Here in the year 2011 it is easy to forget just how different life is than just a few
generations ago. I was reminded of this when Indiana Jen posted on the 1887 anniversary of the death of a famous dentist, one “Doc” Holliday of Tombstone fame.Ironically, only three years before Doc died, a bright and daring doctor in New York City, one William Halsted, performed the first surgical experiments using cocaine as a local anesthetic, something that would lead to the later use of “Novocaine”, a trade name for procaine. But in Doc Holliday’s day and in all the years prior, dentistry had to have been an exceedingly painful practice.
Thanks to Wikipedia I know that there is evidence of dental operations going as far back as 280 generations, or 375 generations. That would make at least 370 generations who endured extractions without the benefit of local anesthetic. Ouch. Think of the evolutionary implications of this. When humans were simply hunter-gatherers without metal tools, when they lost their teeth they had to have been pretty much tiger-bait, huh? One theory holds that homo sapiens made a significant leap forward in the preservation of collective wisdom from family units with grandparents. Makes me wonder if dental practices might have played a roll in preserving some of those oldsters.
I found this paragraph of particular interest regarding the history of the dental profession,
Historically, dental extractions have been used to treat a variety of illnesses.

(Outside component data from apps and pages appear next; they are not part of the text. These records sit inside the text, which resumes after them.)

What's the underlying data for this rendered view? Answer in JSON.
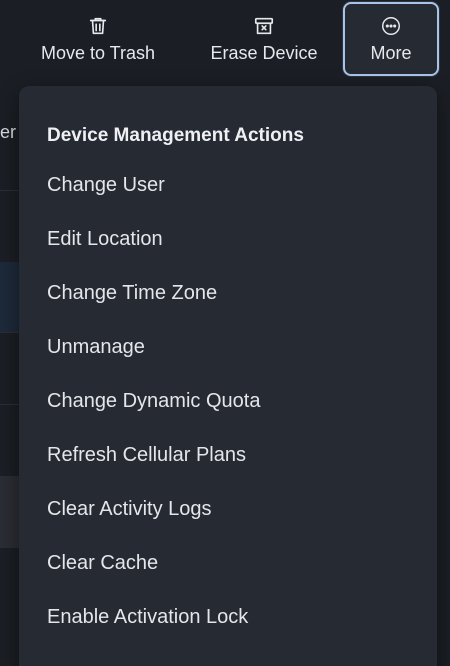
{
  "toolbar": {
    "move_to_trash": {
      "label": "Move to Trash",
      "icon": "trash-icon"
    },
    "erase_device": {
      "label": "Erase Device",
      "icon": "erase-box-icon"
    },
    "more": {
      "label": "More",
      "icon": "ellipsis-circle-icon"
    }
  },
  "background": {
    "cut_text": "er"
  },
  "dropdown": {
    "header": "Device Management Actions",
    "items": [
      "Change User",
      "Edit Location",
      "Change Time Zone",
      "Unmanage",
      "Change Dynamic Quota",
      "Refresh Cellular Plans",
      "Clear Activity Logs",
      "Clear Cache",
      "Enable Activation Lock"
    ]
  },
  "colors": {
    "background": "#1b1e24",
    "dropdown_bg": "#262a33",
    "focus_ring": "#a9c4e6",
    "text": "#e6e8ec"
  }
}
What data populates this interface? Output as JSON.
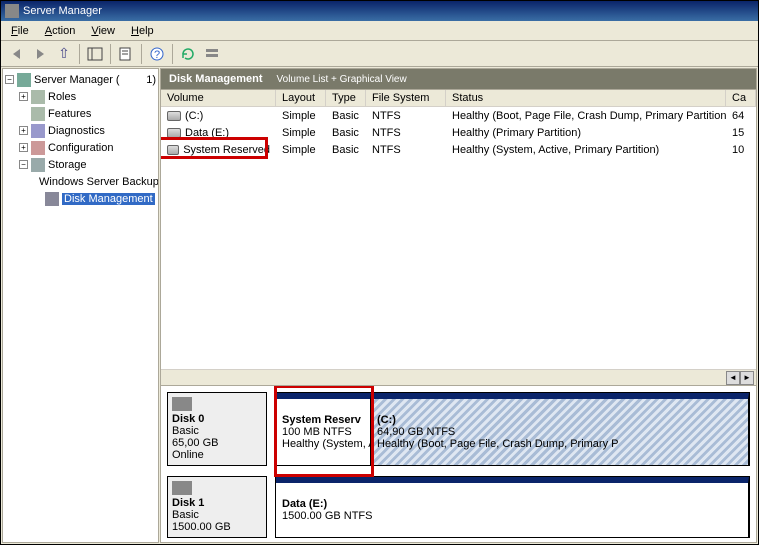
{
  "window": {
    "title": "Server Manager"
  },
  "menu": {
    "file": "File",
    "action": "Action",
    "view": "View",
    "help": "Help"
  },
  "tree": {
    "root": {
      "label": "Server Manager (",
      "count": "1)"
    },
    "roles": "Roles",
    "features": "Features",
    "diagnostics": "Diagnostics",
    "configuration": "Configuration",
    "storage": "Storage",
    "wsb": "Windows Server Backup",
    "diskmgmt": "Disk Management"
  },
  "header": {
    "title": "Disk Management",
    "sub": "Volume List + Graphical View"
  },
  "cols": {
    "volume": "Volume",
    "layout": "Layout",
    "type": "Type",
    "fs": "File System",
    "status": "Status",
    "cap": "Ca"
  },
  "volumes": [
    {
      "name": "(C:)",
      "layout": "Simple",
      "type": "Basic",
      "fs": "NTFS",
      "status": "Healthy (Boot, Page File, Crash Dump, Primary Partition)",
      "cap": "64"
    },
    {
      "name": "Data (E:)",
      "layout": "Simple",
      "type": "Basic",
      "fs": "NTFS",
      "status": "Healthy (Primary Partition)",
      "cap": "15"
    },
    {
      "name": "System Reserved",
      "layout": "Simple",
      "type": "Basic",
      "fs": "NTFS",
      "status": "Healthy (System, Active, Primary Partition)",
      "cap": "10"
    }
  ],
  "disk0": {
    "label": "Disk 0",
    "type": "Basic",
    "size": "65,00 GB",
    "status": "Online",
    "sysres": {
      "title": "System Reserv",
      "line2": "100 MB NTFS",
      "line3": "Healthy (System, A"
    },
    "c": {
      "title": "(C:)",
      "line2": "64,90 GB NTFS",
      "line3": "Healthy (Boot, Page File, Crash Dump, Primary P"
    }
  },
  "disk1": {
    "label": "Disk 1",
    "type": "Basic",
    "size": "1500.00 GB",
    "data": {
      "title": "Data  (E:)",
      "line2": "1500.00 GB NTFS"
    }
  }
}
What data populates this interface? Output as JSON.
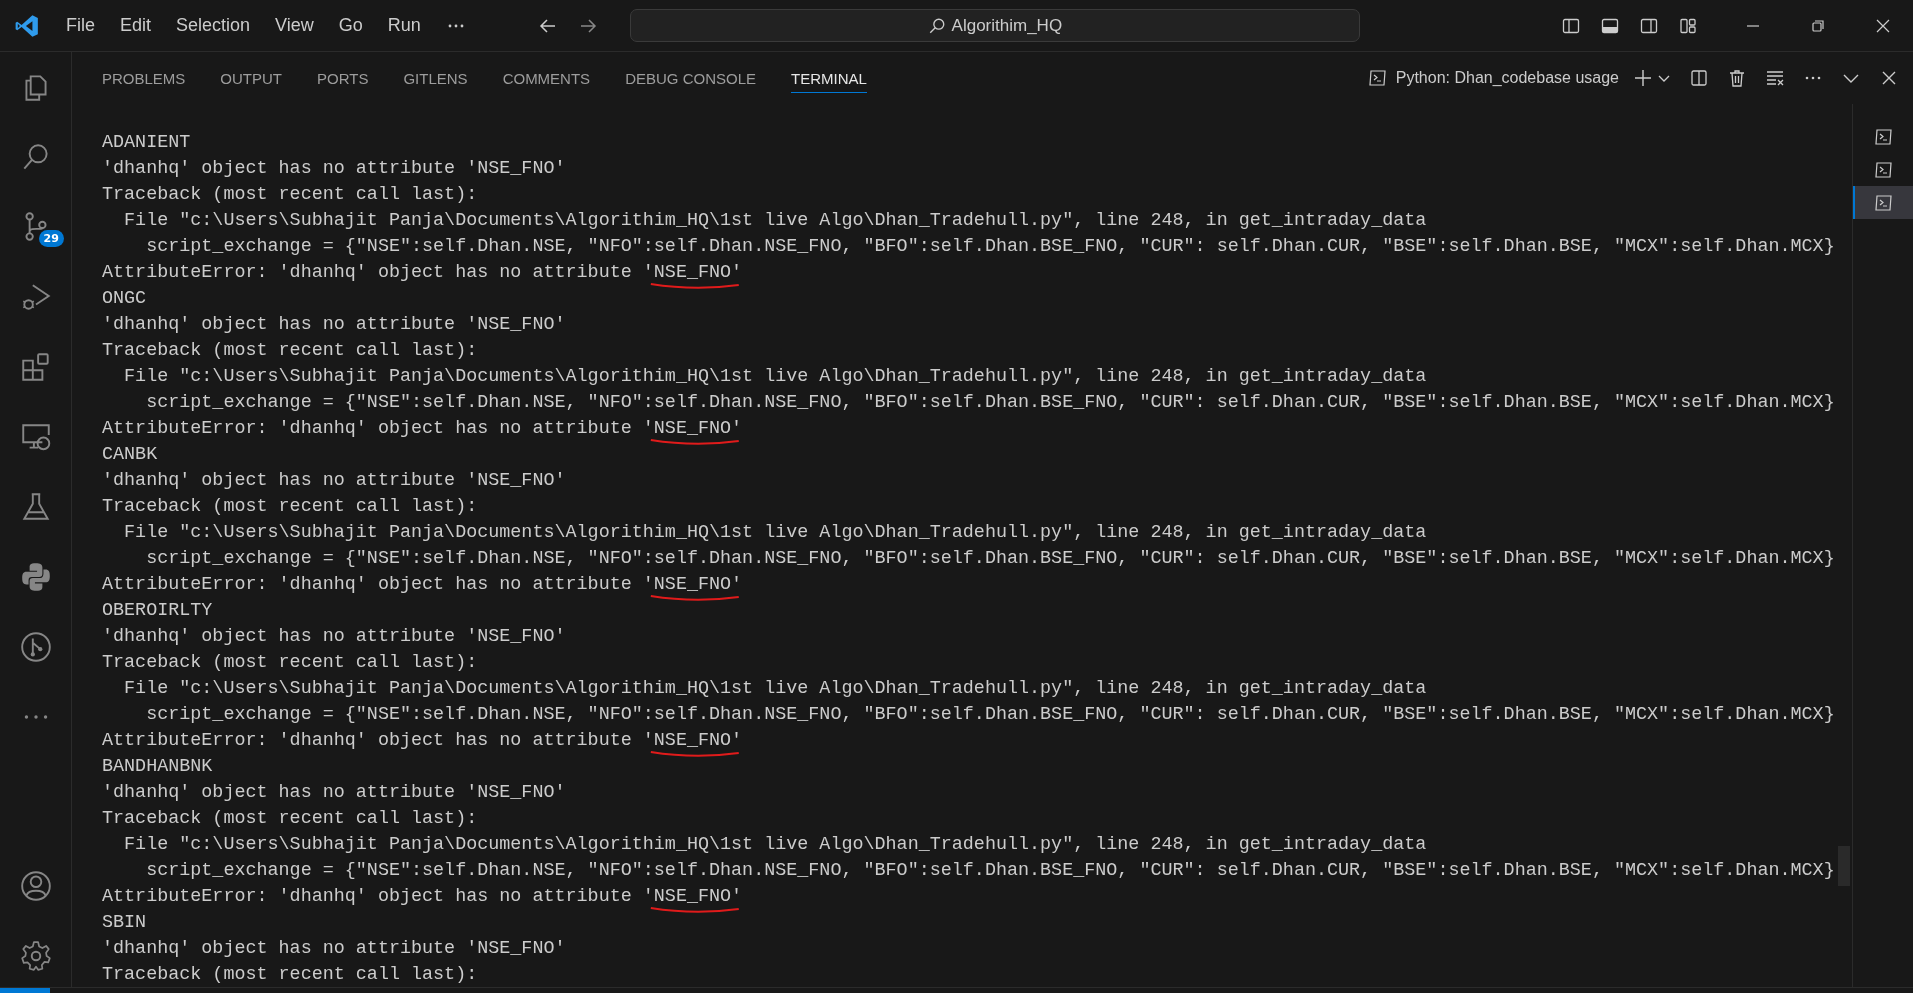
{
  "title_bar": {
    "menu": [
      "File",
      "Edit",
      "Selection",
      "View",
      "Go",
      "Run"
    ],
    "search": {
      "value": "Algorithim_HQ"
    }
  },
  "activity_bar": {
    "source_control_badge": "29"
  },
  "panel": {
    "tabs": [
      {
        "label": "PROBLEMS",
        "selected": false
      },
      {
        "label": "OUTPUT",
        "selected": false
      },
      {
        "label": "PORTS",
        "selected": false
      },
      {
        "label": "GITLENS",
        "selected": false
      },
      {
        "label": "COMMENTS",
        "selected": false
      },
      {
        "label": "DEBUG CONSOLE",
        "selected": false
      },
      {
        "label": "TERMINAL",
        "selected": true
      }
    ],
    "terminal_name": "Python: Dhan_codebase usage"
  },
  "terminal": {
    "lines": [
      {
        "text": "ADANIENT",
        "underlined": false
      },
      {
        "text": "'dhanhq' object has no attribute 'NSE_FNO'",
        "underlined": false
      },
      {
        "text": "Traceback (most recent call last):",
        "underlined": false
      },
      {
        "text": "  File \"c:\\Users\\Subhajit Panja\\Documents\\Algorithim_HQ\\1st live Algo\\Dhan_Tradehull.py\", line 248, in get_intraday_data",
        "underlined": false
      },
      {
        "text": "    script_exchange = {\"NSE\":self.Dhan.NSE, \"NFO\":self.Dhan.NSE_FNO, \"BFO\":self.Dhan.BSE_FNO, \"CUR\": self.Dhan.CUR, \"BSE\":self.Dhan.BSE, \"MCX\":self.Dhan.MCX}",
        "underlined": false
      },
      {
        "text": "AttributeError: 'dhanhq' object has no attribute 'NSE_FNO'",
        "underlined": true
      },
      {
        "text": "ONGC",
        "underlined": false
      },
      {
        "text": "'dhanhq' object has no attribute 'NSE_FNO'",
        "underlined": false
      },
      {
        "text": "Traceback (most recent call last):",
        "underlined": false
      },
      {
        "text": "  File \"c:\\Users\\Subhajit Panja\\Documents\\Algorithim_HQ\\1st live Algo\\Dhan_Tradehull.py\", line 248, in get_intraday_data",
        "underlined": false
      },
      {
        "text": "    script_exchange = {\"NSE\":self.Dhan.NSE, \"NFO\":self.Dhan.NSE_FNO, \"BFO\":self.Dhan.BSE_FNO, \"CUR\": self.Dhan.CUR, \"BSE\":self.Dhan.BSE, \"MCX\":self.Dhan.MCX}",
        "underlined": false
      },
      {
        "text": "AttributeError: 'dhanhq' object has no attribute 'NSE_FNO'",
        "underlined": true
      },
      {
        "text": "CANBK",
        "underlined": false
      },
      {
        "text": "'dhanhq' object has no attribute 'NSE_FNO'",
        "underlined": false
      },
      {
        "text": "Traceback (most recent call last):",
        "underlined": false
      },
      {
        "text": "  File \"c:\\Users\\Subhajit Panja\\Documents\\Algorithim_HQ\\1st live Algo\\Dhan_Tradehull.py\", line 248, in get_intraday_data",
        "underlined": false
      },
      {
        "text": "    script_exchange = {\"NSE\":self.Dhan.NSE, \"NFO\":self.Dhan.NSE_FNO, \"BFO\":self.Dhan.BSE_FNO, \"CUR\": self.Dhan.CUR, \"BSE\":self.Dhan.BSE, \"MCX\":self.Dhan.MCX}",
        "underlined": false
      },
      {
        "text": "AttributeError: 'dhanhq' object has no attribute 'NSE_FNO'",
        "underlined": true
      },
      {
        "text": "OBEROIRLTY",
        "underlined": false
      },
      {
        "text": "'dhanhq' object has no attribute 'NSE_FNO'",
        "underlined": false
      },
      {
        "text": "Traceback (most recent call last):",
        "underlined": false
      },
      {
        "text": "  File \"c:\\Users\\Subhajit Panja\\Documents\\Algorithim_HQ\\1st live Algo\\Dhan_Tradehull.py\", line 248, in get_intraday_data",
        "underlined": false
      },
      {
        "text": "    script_exchange = {\"NSE\":self.Dhan.NSE, \"NFO\":self.Dhan.NSE_FNO, \"BFO\":self.Dhan.BSE_FNO, \"CUR\": self.Dhan.CUR, \"BSE\":self.Dhan.BSE, \"MCX\":self.Dhan.MCX}",
        "underlined": false
      },
      {
        "text": "AttributeError: 'dhanhq' object has no attribute 'NSE_FNO'",
        "underlined": true
      },
      {
        "text": "BANDHANBNK",
        "underlined": false
      },
      {
        "text": "'dhanhq' object has no attribute 'NSE_FNO'",
        "underlined": false
      },
      {
        "text": "Traceback (most recent call last):",
        "underlined": false
      },
      {
        "text": "  File \"c:\\Users\\Subhajit Panja\\Documents\\Algorithim_HQ\\1st live Algo\\Dhan_Tradehull.py\", line 248, in get_intraday_data",
        "underlined": false
      },
      {
        "text": "    script_exchange = {\"NSE\":self.Dhan.NSE, \"NFO\":self.Dhan.NSE_FNO, \"BFO\":self.Dhan.BSE_FNO, \"CUR\": self.Dhan.CUR, \"BSE\":self.Dhan.BSE, \"MCX\":self.Dhan.MCX}",
        "underlined": false
      },
      {
        "text": "AttributeError: 'dhanhq' object has no attribute 'NSE_FNO'",
        "underlined": true
      },
      {
        "text": "SBIN",
        "underlined": false
      },
      {
        "text": "'dhanhq' object has no attribute 'NSE_FNO'",
        "underlined": false
      },
      {
        "text": "Traceback (most recent call last):",
        "underlined": false
      }
    ]
  },
  "terminal_list": [
    {
      "selected": false
    },
    {
      "selected": false
    },
    {
      "selected": true
    }
  ]
}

During the Middle Ages and throughout the 19th century, dentistry was not a profession in itself, and often dental procedures were performed by barbers or general physicians. Barbers usually limited their practice to extracting teeth which alleviated pain and associated chronic tooth infection. Instruments used for dental extractions date back several centuries. In the 14th century, Guy de Chauliac invented the dental pelican (resembling a pelican’s beak) which was used up until the late 18th century. The pelican was replaced by the dental key which, in turn, was replaced by modern forceps in the 20th century.
I think my morbid interest in the subject might be due to having seen an old Dustin Hoffman movie, “Marathon Man“, in which he was tortured with a dental drill by an ex-Nazi scientist, inspired by Josef Mengele and brilliantly played by Lawrence Olivier. The scene survives in my memory despite all efforts to forget.
A little searching reveals that the first dental school in America was founded in 1840 and that the first use of anesthesia for that purpose, nitrous oxide, was probably in 1844. There is a fascinating web site on the history of the practice , including pictures of numerous instruments sure to give you the creeps.
I’m not sure just when dentists started using procaine routinely but I can tell you that not all of them did at the time I was a boy, at least for filling cavities anyway. That was in the 1940’s and I can just (barely) recall having a cavity filled without the use of a local anesthetic. It scared me, hence the persistent memory and hence, no doubt, the added impact of “Marathon Man” on me some 3 decades later. The sound of that dental drill! Gives me the shivers even now. But I doubt somehow if it bothered Doc Holliday much in his day, a mere 5 generations ago. I don’t know if Doc used nitrous oxide, but I’m thinking not. He was a tough guy, and if I remember right, he was in his cups most of the time anyway. He probably offered the same distilled remedy to his patients.